The reserved IRQs and DMAs are now free for the taking by a PnP or non-PnP sound card.  The only difference is that the PnP card needs an initialization program to set it up while the non-PnP card is ready to go.  The "initialization program" is either a Linux driver or a DOS sound card utility like CTCM, SBINIT, SBEINIT, ULTRINIT, IWINIT, CWDINIT, ESSCFG, SETUPSA, or HWSET.

There are only two reasons ever to set "PNP OS Installed" to "No:"

  1. In desperation to get a PnP sound card working when you have no drivers for it.  If the BIOS initializes it with working resources and if the card boots with its mixer volume set to an audible level by default and you can guess the correct IRQs and DMAs for applications to use, it might work.
  2. As a workaround when Linux always gives USB, Ethernet, and VGA first choice of the IRQs and leaves nothing that the sound card or its driver are willing to take.  (The Right Fix would be to change the order in which Linux drivers are loaded so that the sound card goes earlier.)

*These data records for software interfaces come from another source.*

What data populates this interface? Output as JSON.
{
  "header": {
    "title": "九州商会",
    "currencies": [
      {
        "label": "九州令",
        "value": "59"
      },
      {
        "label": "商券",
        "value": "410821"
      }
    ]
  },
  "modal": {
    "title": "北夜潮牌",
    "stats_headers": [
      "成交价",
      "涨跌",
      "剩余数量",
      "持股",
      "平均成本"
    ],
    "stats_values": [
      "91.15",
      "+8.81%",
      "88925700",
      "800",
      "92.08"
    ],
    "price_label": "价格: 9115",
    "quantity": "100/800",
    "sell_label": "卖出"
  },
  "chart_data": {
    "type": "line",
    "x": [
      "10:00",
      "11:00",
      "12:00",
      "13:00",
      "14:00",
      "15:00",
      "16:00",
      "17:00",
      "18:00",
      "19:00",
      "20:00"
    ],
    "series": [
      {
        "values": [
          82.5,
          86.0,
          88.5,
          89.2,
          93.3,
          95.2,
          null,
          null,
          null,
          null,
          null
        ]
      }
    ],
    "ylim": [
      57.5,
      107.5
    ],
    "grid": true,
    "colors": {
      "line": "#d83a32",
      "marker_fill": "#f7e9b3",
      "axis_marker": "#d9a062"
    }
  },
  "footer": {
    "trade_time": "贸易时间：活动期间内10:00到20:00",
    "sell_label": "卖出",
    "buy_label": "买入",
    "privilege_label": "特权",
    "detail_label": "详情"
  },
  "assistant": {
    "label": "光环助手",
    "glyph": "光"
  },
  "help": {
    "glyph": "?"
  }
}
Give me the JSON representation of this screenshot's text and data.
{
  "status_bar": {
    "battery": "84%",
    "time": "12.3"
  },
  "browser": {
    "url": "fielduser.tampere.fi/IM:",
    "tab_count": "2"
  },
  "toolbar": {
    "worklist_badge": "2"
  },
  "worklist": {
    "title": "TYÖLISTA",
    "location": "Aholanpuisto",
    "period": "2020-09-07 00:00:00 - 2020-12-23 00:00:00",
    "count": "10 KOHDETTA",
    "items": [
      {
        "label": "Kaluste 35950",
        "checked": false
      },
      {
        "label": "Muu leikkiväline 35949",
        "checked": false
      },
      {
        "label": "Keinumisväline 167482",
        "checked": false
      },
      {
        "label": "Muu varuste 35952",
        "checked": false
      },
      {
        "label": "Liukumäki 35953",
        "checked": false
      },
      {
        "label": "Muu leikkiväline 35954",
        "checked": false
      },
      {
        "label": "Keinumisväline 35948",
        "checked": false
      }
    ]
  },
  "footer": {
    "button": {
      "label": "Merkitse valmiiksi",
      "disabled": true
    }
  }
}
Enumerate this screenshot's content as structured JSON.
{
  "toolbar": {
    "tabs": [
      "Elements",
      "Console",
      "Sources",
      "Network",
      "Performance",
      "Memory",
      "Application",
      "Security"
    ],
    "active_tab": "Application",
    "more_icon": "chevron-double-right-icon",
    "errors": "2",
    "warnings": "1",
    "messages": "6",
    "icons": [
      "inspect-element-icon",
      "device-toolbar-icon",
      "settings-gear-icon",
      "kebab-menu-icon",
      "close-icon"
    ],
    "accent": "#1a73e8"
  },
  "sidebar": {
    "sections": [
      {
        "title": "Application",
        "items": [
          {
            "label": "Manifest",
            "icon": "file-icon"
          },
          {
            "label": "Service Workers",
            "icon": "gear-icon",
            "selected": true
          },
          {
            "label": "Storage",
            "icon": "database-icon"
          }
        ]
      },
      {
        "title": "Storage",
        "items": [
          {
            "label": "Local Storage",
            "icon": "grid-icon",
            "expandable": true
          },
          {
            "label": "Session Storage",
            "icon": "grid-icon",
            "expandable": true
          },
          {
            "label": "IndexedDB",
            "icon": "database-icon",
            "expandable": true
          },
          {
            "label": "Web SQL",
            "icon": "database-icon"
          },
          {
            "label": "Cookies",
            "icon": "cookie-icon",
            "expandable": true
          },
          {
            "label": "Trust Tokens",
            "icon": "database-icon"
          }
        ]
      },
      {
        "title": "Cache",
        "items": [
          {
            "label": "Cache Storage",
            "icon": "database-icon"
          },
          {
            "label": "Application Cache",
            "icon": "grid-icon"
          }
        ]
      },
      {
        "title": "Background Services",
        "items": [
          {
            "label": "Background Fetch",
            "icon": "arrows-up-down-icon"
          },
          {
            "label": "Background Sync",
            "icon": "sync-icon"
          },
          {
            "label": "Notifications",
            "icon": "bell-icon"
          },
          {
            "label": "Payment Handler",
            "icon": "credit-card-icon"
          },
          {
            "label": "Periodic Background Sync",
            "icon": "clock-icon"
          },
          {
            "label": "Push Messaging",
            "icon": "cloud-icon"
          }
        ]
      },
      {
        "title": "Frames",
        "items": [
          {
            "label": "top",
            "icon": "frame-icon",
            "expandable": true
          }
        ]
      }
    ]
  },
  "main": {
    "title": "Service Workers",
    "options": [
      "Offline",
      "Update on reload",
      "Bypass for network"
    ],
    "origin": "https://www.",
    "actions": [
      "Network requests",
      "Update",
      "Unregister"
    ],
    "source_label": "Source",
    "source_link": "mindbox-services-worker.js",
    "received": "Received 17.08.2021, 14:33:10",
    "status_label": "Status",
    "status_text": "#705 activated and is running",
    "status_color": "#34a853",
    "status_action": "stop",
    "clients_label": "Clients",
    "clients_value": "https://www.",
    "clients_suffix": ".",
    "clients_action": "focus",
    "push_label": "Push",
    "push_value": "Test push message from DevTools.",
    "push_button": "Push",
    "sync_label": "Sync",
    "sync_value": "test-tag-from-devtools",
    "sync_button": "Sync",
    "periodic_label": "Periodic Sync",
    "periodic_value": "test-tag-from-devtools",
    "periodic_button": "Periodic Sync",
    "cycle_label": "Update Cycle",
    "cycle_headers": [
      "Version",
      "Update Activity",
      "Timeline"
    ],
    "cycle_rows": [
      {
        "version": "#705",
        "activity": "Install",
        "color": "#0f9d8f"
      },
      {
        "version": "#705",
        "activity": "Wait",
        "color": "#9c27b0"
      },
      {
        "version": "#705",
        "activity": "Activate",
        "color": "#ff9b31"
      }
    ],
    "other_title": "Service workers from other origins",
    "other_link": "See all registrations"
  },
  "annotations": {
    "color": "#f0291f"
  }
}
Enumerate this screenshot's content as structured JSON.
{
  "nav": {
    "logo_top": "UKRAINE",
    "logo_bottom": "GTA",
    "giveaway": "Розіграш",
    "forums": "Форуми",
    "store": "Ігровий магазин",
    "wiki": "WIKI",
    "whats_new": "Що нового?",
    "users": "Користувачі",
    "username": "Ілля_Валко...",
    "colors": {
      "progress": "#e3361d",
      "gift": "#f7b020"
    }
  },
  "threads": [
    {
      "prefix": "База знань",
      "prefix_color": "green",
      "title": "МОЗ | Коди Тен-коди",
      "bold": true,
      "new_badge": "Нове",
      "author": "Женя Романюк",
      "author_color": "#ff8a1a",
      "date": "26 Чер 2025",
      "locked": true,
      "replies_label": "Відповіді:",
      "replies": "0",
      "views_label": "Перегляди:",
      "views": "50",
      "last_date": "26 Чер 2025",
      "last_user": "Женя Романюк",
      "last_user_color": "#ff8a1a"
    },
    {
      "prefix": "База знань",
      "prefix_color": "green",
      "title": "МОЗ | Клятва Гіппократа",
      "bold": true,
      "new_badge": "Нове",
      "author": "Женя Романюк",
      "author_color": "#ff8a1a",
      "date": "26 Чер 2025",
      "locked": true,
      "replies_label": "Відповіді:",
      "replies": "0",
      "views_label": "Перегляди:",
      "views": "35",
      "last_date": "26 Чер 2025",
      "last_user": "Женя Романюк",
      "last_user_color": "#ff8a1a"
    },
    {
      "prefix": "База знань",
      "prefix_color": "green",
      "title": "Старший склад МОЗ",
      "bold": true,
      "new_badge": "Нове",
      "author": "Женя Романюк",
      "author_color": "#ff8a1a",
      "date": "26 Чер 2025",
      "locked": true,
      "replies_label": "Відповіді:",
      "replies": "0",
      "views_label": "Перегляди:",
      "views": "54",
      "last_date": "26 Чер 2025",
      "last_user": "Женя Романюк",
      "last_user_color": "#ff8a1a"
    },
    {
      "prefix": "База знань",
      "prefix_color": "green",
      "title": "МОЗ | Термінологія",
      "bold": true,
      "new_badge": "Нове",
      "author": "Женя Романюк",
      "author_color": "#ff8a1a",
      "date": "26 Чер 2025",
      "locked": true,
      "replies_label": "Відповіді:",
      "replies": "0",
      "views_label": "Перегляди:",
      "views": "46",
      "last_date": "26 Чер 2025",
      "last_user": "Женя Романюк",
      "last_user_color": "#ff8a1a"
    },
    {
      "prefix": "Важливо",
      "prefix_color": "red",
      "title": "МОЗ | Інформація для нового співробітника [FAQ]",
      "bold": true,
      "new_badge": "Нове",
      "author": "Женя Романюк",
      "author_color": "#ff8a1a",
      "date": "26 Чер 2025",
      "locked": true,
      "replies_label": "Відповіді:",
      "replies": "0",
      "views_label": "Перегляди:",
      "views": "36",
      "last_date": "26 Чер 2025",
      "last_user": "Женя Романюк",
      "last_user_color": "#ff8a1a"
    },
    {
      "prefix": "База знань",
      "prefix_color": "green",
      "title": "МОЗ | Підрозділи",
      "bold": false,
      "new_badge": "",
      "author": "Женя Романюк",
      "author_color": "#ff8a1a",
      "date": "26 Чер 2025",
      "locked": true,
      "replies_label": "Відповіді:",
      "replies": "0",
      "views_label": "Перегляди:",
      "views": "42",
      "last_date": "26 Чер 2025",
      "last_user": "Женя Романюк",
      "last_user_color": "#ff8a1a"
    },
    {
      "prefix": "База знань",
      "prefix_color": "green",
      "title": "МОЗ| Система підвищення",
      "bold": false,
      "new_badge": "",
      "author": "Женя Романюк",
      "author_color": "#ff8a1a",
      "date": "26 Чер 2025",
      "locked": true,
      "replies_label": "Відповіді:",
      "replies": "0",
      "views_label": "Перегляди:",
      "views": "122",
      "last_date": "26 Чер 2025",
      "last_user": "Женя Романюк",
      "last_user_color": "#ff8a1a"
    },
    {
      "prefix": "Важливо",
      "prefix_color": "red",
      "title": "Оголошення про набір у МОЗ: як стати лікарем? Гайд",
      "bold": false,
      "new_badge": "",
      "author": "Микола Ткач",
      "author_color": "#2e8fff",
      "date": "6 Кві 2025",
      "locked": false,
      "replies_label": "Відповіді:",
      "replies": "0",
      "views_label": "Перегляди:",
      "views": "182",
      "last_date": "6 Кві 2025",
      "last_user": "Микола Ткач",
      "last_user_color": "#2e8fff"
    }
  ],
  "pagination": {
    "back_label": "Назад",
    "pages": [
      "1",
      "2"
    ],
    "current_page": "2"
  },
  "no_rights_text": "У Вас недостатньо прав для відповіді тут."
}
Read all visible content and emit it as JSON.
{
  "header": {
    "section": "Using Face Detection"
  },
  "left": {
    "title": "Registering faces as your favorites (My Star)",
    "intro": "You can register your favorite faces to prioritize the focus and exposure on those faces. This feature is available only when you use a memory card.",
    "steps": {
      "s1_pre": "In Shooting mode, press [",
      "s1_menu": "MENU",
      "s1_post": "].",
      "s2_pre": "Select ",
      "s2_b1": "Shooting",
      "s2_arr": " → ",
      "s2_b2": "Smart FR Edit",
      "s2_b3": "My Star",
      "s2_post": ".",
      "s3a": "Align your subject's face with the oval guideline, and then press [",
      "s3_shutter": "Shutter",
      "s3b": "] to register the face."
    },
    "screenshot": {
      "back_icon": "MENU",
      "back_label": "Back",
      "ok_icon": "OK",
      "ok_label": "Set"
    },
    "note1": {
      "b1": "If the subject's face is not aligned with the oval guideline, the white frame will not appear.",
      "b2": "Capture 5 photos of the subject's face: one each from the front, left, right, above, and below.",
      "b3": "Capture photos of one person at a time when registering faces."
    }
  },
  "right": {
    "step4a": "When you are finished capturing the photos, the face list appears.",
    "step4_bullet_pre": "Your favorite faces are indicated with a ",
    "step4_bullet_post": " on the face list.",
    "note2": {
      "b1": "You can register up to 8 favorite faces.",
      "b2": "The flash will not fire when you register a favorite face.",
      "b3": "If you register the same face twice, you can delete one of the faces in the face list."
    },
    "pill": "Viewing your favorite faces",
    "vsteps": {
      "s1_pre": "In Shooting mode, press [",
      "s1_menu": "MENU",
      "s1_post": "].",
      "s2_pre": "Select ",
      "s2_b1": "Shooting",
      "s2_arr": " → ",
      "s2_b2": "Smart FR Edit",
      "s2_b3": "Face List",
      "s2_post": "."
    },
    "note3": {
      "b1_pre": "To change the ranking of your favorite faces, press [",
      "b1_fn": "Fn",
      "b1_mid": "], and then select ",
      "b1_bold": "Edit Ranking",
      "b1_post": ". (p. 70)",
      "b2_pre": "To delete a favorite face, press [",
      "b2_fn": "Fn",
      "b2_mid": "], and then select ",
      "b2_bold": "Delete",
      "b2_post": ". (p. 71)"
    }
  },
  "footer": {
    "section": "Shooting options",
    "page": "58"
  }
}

3. Avoid non-working IRQs/DMAs

Whether some unknown device is making a stealth grab or the motherboard is just being crapulous, sometimes there's nothing you can do but use a different IRQ/DMA.


A kernel bug that broke PnP assignment of DMA channels whenever a card's first choice was unavailable persisted for 5 years.  This fix was applied in kernel 3.11.

The kernel parameters pnp_reserve_irq= and pnp_reserve_dma= are useful to prevent the Linux PnP driver from selecting IRQs and DMAs that don't work.  However, pnp_reserve_dma= only works on kernels with the aforementioned fix.


If Creative's PnP Configuration Manager Utility (CTCU) won't let you select a working DMA, it's a simple matter to manually edit the CNPNP.CFG file and change the value of Dma0 or Dma1 as needed.  I was able to get a card working by setting Dma1=6 even though CTCU would not allow it.


Bad DMA manifested as no sound and lots of hard lockups.

Control Panel → System → Device Manager → Sound, video, and game controllers → Creative AWE64 Gold 16-bit Audio (SB16 compatible) → Properties → Resources, uncheck Use automatic settings, then must change from Basic configuration 0001 to Basic configuration 0002 before it will allow you to change the DMA from 5 to 6.  (Having done that, it goes back to Basic configuration 0001 on the next boot, but the DMA setting sticks and is no longer locked...?)

4. Reduce the sound card's demands

Sound cards that use two DMAs for full-duplex operation (recording and playing at the same time) will usually fall back to half-duplex mode if the two DMAs are set to the same value.  The GUS PnP appears to allow use of separate IRQs too, but they are always set to the same value even by its own setup program.

If a sound card has an IDE or SCSI interface, disabling it with jumpers or in the setup program will free up an IRQ and potentially a DMA as well (many are PIO-only and don't use DMAs).

An MPU-401 can work in polling mode if no interrupt is allocated for it.  If you're not using it at all then look for an option to disable it.  Alternately, it might be OK to set it to the same IRQ as is used for Sound Blaster emulation.  (The GUS Classic does that by default.)

Some sound cards can use the same IRQ for native mode as for Sound Blaster emulation without a conflict.

As a last resort, where the sound card wants a 16-bit DMA you can try giving it an 8-bit DMA instead.  On SB16-type cards, you can set the high DMA to the same value as the low DMA.